START Dataset content
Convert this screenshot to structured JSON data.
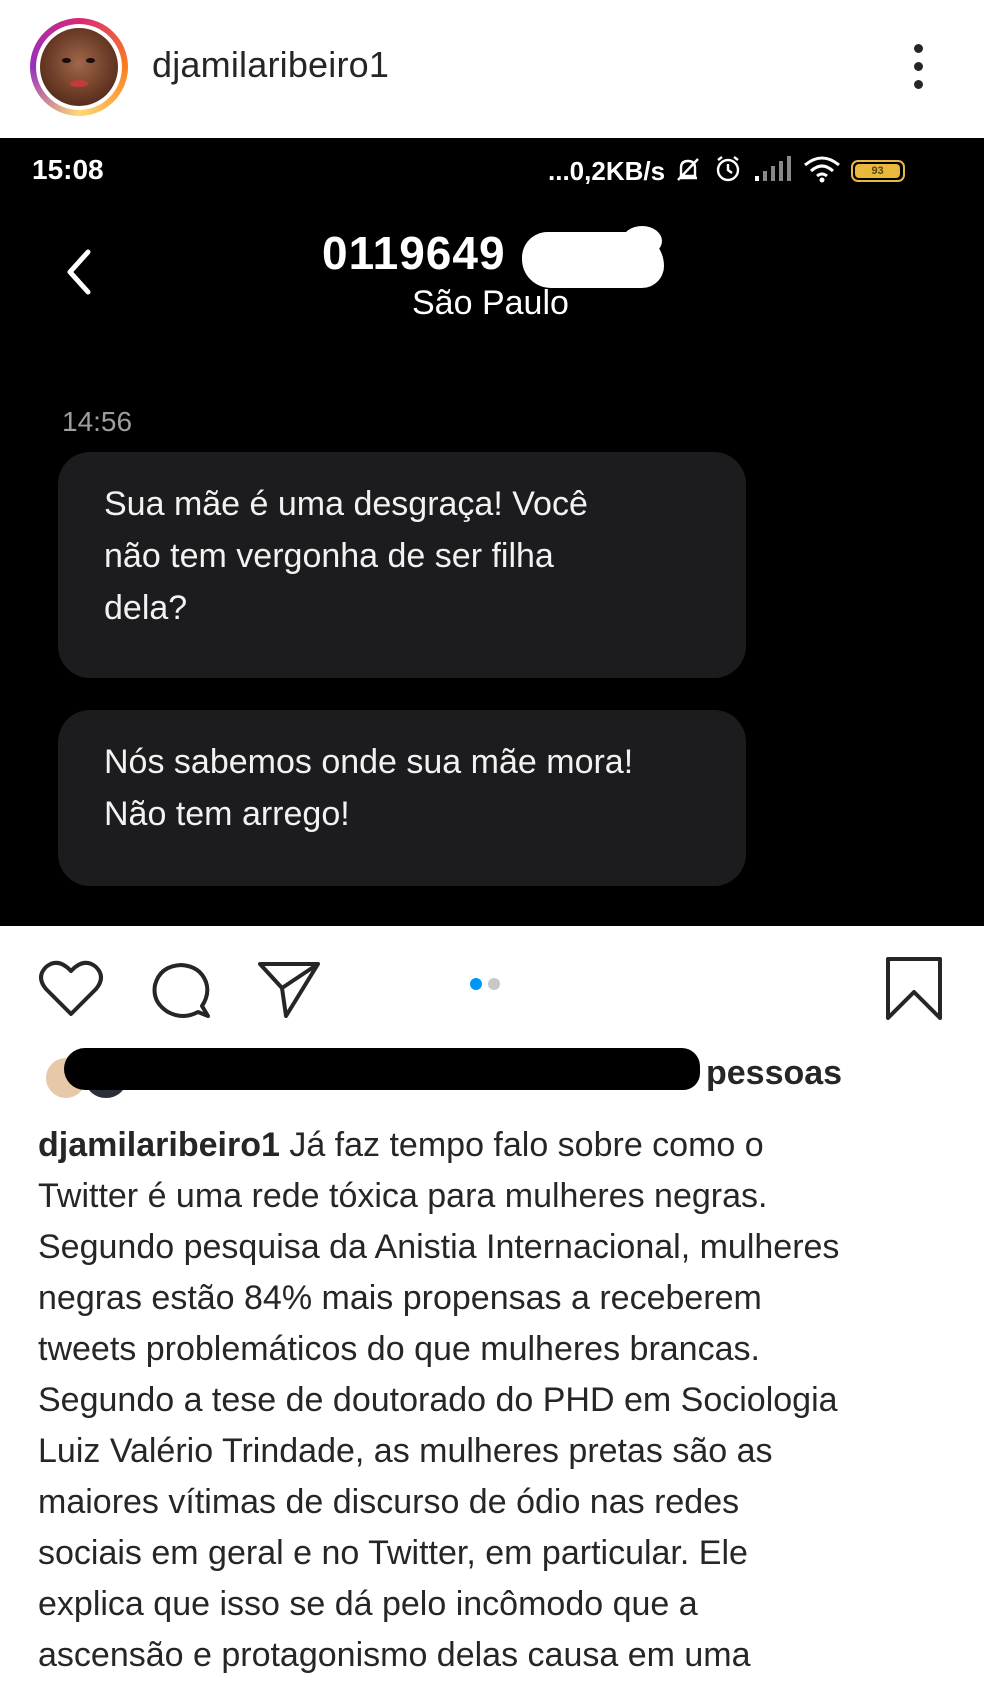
{
  "post": {
    "username": "djamilaribeiro1",
    "more_icon": "more-vertical-icon"
  },
  "screenshot": {
    "status": {
      "time": "15:08",
      "speed": "...0,2KB/s",
      "battery": "93"
    },
    "contact": {
      "number": "0119649",
      "city": "São Paulo"
    },
    "message_time": "14:56",
    "messages": [
      "Sua mãe é uma desgraça! Você\nnão tem vergonha de ser filha\ndela?",
      "Nós sabemos onde sua mãe mora!\nNão tem arrego!"
    ]
  },
  "actions": {
    "icons": [
      "heart-icon",
      "comment-icon",
      "share-icon",
      "bookmark-icon"
    ],
    "carousel_count": 2,
    "carousel_active": 0
  },
  "likes": {
    "text": "pessoas"
  },
  "caption": {
    "username": "djamilaribeiro1",
    "text": " Já faz tempo falo sobre como o\nTwitter é uma rede tóxica para mulheres negras.\nSegundo pesquisa da Anistia Internacional, mulheres\nnegras estão 84% mais propensas a receberem\ntweets problemáticos do que mulheres brancas.\nSegundo a tese de doutorado do PHD em Sociologia\nLuiz Valério Trindade, as mulheres pretas são as\nmaiores vítimas de discurso de ódio nas redes\nsociais em geral e no Twitter, em particular. Ele\nexplica que isso se dá pelo incômodo que a\nascensão e protagonismo delas causa em uma"
  }
}
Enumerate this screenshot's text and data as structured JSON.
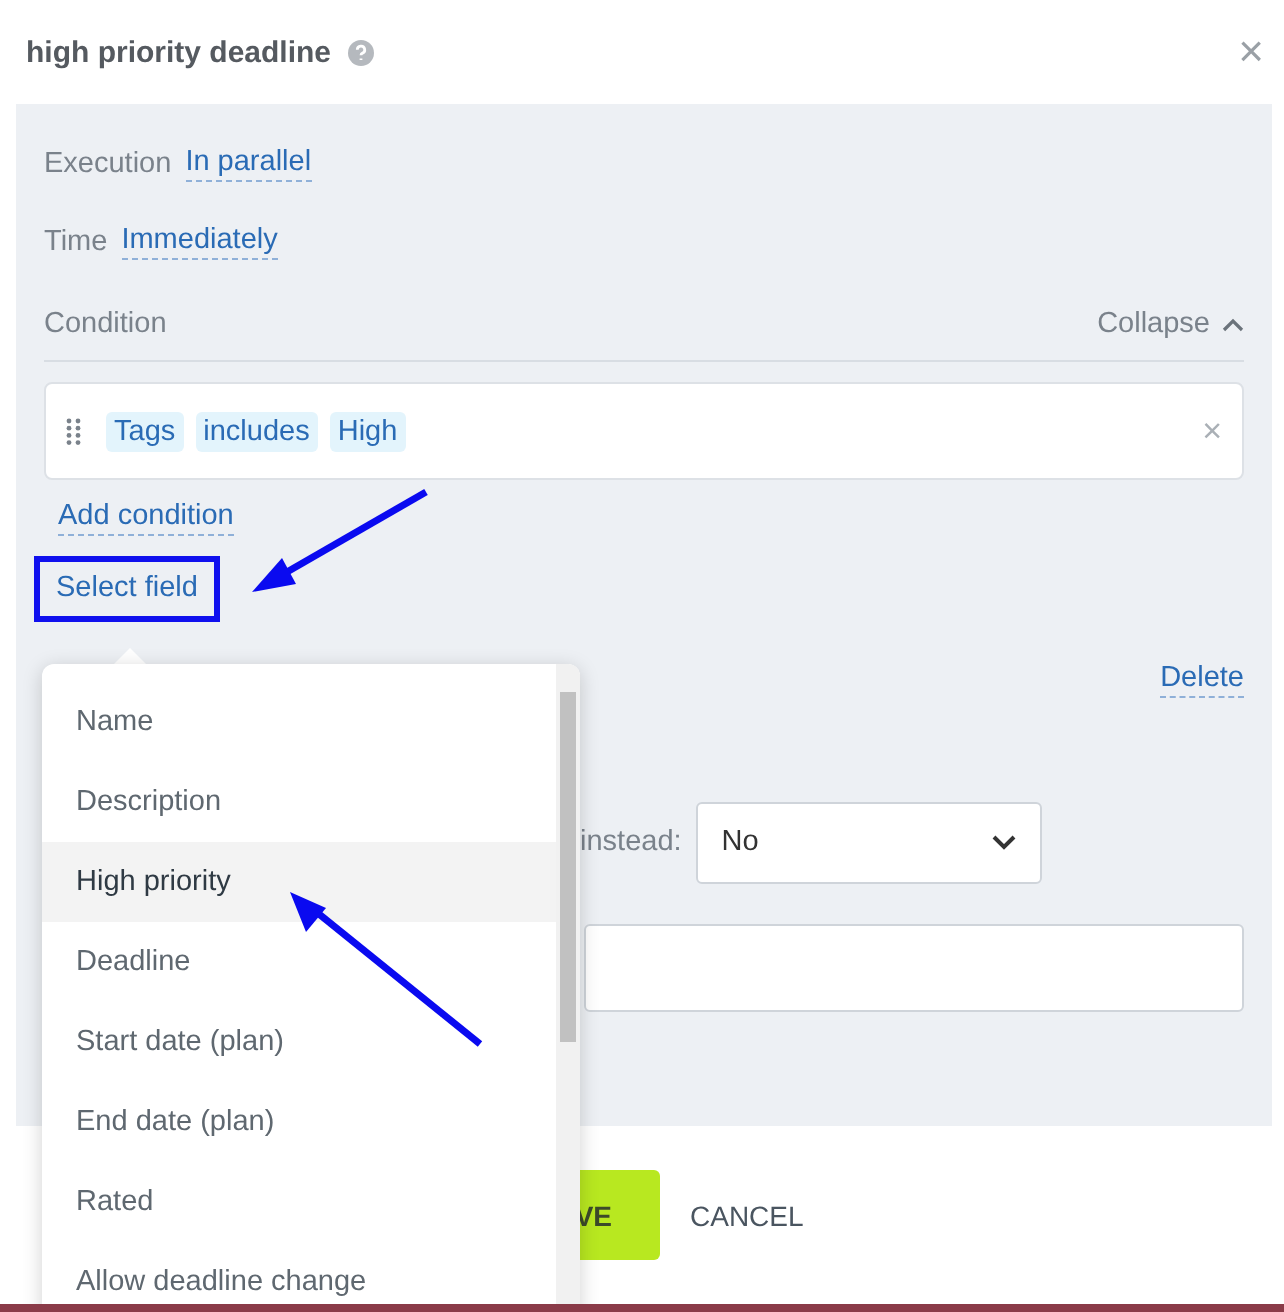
{
  "dialog": {
    "title": "high priority deadline",
    "close": "×"
  },
  "execution": {
    "label": "Execution",
    "value": "In parallel"
  },
  "time": {
    "label": "Time",
    "value": "Immediately"
  },
  "condition": {
    "label": "Condition",
    "collapse": "Collapse",
    "chips": [
      "Tags",
      "includes",
      "High"
    ],
    "remove": "×",
    "add": "Add condition"
  },
  "select_field": "Select field",
  "delete": "Delete",
  "instead": {
    "label": "instead:",
    "value": "No"
  },
  "footer": {
    "save": "VE",
    "cancel": "CANCEL"
  },
  "dropdown": {
    "items": [
      {
        "label": "Name",
        "selected": false
      },
      {
        "label": "Description",
        "selected": false
      },
      {
        "label": "High priority",
        "selected": true
      },
      {
        "label": "Deadline",
        "selected": false
      },
      {
        "label": "Start date (plan)",
        "selected": false
      },
      {
        "label": "End date (plan)",
        "selected": false
      },
      {
        "label": "Rated",
        "selected": false
      },
      {
        "label": "Allow deadline change",
        "selected": false
      }
    ]
  }
}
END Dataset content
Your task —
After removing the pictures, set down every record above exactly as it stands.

Response to this exercise —
Convert this screenshot to structured JSON data.
{
  "post": {
    "username": "djamilaribeiro1",
    "more_icon": "more-vertical-icon"
  },
  "screenshot": {
    "status": {
      "time": "15:08",
      "speed": "...0,2KB/s",
      "battery": "93"
    },
    "contact": {
      "number": "0119649",
      "city": "São Paulo"
    },
    "message_time": "14:56",
    "messages": [
      "Sua mãe é uma desgraça! Você\nnão tem vergonha de ser filha\ndela?",
      "Nós sabemos onde sua mãe mora!\nNão tem arrego!"
    ]
  },
  "actions": {
    "icons": [
      "heart-icon",
      "comment-icon",
      "share-icon",
      "bookmark-icon"
    ],
    "carousel_count": 2,
    "carousel_active": 0
  },
  "likes": {
    "text": "pessoas"
  },
  "caption": {
    "username": "djamilaribeiro1",
    "text": " Já faz tempo falo sobre como o\nTwitter é uma rede tóxica para mulheres negras.\nSegundo pesquisa da Anistia Internacional, mulheres\nnegras estão 84% mais propensas a receberem\ntweets problemáticos do que mulheres brancas.\nSegundo a tese de doutorado do PHD em Sociologia\nLuiz Valério Trindade, as mulheres pretas são as\nmaiores vítimas de discurso de ódio nas redes\nsociais em geral e no Twitter, em particular. Ele\nexplica que isso se dá pelo incômodo que a\nascensão e protagonismo delas causa em uma"
  }
}
Enumerate this screenshot's text and data as structured JSON.
{
  "dialog": {
    "title": "high priority deadline",
    "close": "×"
  },
  "execution": {
    "label": "Execution",
    "value": "In parallel"
  },
  "time": {
    "label": "Time",
    "value": "Immediately"
  },
  "condition": {
    "label": "Condition",
    "collapse": "Collapse",
    "chips": [
      "Tags",
      "includes",
      "High"
    ],
    "remove": "×",
    "add": "Add condition"
  },
  "select_field": "Select field",
  "delete": "Delete",
  "instead": {
    "label": "instead:",
    "value": "No"
  },
  "footer": {
    "save": "VE",
    "cancel": "CANCEL"
  },
  "dropdown": {
    "items": [
      {
        "label": "Name",
        "selected": false
      },
      {
        "label": "Description",
        "selected": false
      },
      {
        "label": "High priority",
        "selected": true
      },
      {
        "label": "Deadline",
        "selected": false
      },
      {
        "label": "Start date (plan)",
        "selected": false
      },
      {
        "label": "End date (plan)",
        "selected": false
      },
      {
        "label": "Rated",
        "selected": false
      },
      {
        "label": "Allow deadline change",
        "selected": false
      }
    ]
  }
}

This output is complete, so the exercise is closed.